The final stop on my tour with Lorenzo was the Teatro Bibiena, which is famous for hosting a 14-year-old Wolfgang Amadeus Mozart, who played here in 1770. It is shaped like a bell and has four storeys of stucco balconies arranged around curving walls. Before we parted, Lorenzo advised me not to miss visiting the Palazzo Te.
A trip on the lake
I had decided to leave my visit there till my last day as I was now hot and tired and relishing the thought of a relaxing trip on the lake. I am so pleased that I booked the boat trip! Seeing Mantua from the water was a revelation. It looked completely different and the cooling breeze was bliss. Everywhere you looked there was an opportunity to take beautiful photographs of the wildlife. Herons, swans, ducks and moorhens abounded. As I disembarked I felt a lot more lively and was looking forward to my last evening in Mantua. Before I ate I wandered down to the lake’s edge, where there was a medieval fair with activities such as axe-throwing!
The next morning I headed off to the Palazzo Te, which is on the outskirts of the city, but it wasn’t a long walk as Mantua is a small and compact city. Palazzo Te was conceived as a love nest for Duke Federico Gonzaga and his mistress, Isabella Boschetti. I have seen a lot of frescoes in my travels around Italy but nothing quite like the ones that adorn the walls here. The Sala dei giganti is full of grotesque giants and monsters, and the Cupid and Psyche room, where the Duke held his banquets, depicts bacchanalian scenes beyond description.
As I wandered back to the centre to have lunch I enjoyed looking in the shop windows at all the local foodie delights. One of the best known local specialities is torta sbrisolona. It is like the top of an apple crumble but crisper. According to local tradition it is not cut into slices, but is broken up by punching it in the middle; if it crumbles, it has been well made! Another unusual, crunchy dessert is the sweet torta di tagliatelle, made with thin egg noodles and almonds.
I had heard that Mantua had quite a few literary and musical connections. It was the birthplace of the poet Virgil and also the refuge where Shakespeare sent Romeo into exile from Verona, and it is also the setting for Verdi’s opera Rigoletto. These links are all celebrated in street names and monuments around the city. Indeed, there is a Casa di Rigoletto, which you can visit and have a photo taken with his statue.
My stay in Mantua was nearly over and as I returned to pack in my hotel room, I stepped out onto my balcony to enjoy the view one last time.

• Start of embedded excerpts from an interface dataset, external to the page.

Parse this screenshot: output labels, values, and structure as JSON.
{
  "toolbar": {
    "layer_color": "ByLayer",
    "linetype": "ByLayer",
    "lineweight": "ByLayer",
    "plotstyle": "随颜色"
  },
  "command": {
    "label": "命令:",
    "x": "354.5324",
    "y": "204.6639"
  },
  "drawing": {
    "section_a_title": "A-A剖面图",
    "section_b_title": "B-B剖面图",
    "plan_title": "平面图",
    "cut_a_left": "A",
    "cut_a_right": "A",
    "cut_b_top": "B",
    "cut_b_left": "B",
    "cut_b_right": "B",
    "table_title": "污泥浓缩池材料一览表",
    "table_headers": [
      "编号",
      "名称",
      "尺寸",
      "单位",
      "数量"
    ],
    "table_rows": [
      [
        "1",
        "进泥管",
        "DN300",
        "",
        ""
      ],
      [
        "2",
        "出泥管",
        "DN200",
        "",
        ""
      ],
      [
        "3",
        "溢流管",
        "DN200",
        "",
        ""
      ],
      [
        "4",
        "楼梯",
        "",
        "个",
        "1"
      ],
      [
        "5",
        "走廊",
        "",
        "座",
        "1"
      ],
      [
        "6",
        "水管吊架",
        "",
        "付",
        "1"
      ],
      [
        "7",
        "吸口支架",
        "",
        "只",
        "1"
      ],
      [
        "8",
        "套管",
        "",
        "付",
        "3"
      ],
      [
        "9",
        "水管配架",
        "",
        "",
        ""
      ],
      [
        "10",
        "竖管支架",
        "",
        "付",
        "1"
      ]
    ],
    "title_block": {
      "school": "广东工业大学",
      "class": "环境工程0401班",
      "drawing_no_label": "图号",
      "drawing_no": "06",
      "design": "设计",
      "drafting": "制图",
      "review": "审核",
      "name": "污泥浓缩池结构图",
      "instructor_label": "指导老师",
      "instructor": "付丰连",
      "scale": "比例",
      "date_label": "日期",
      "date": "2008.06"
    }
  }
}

I gazed at the tower on my right that had a metal cage hanging from it. Lorenzo had told me the story of the Torre della Gabbia, the Tower of the Cage. Duke Guglielmo Gonzaga had the cage erected on the tower. The cage was used to publicly expose criminals as a warning to the public. In 1798, the municipality asked the owner to destroy the cage but it was preserved to show the history of the tower.
So yes, I do agree with Aldous Huxley that Mantua is an evocative, romantic city, but it certainly has its gruesome stories too.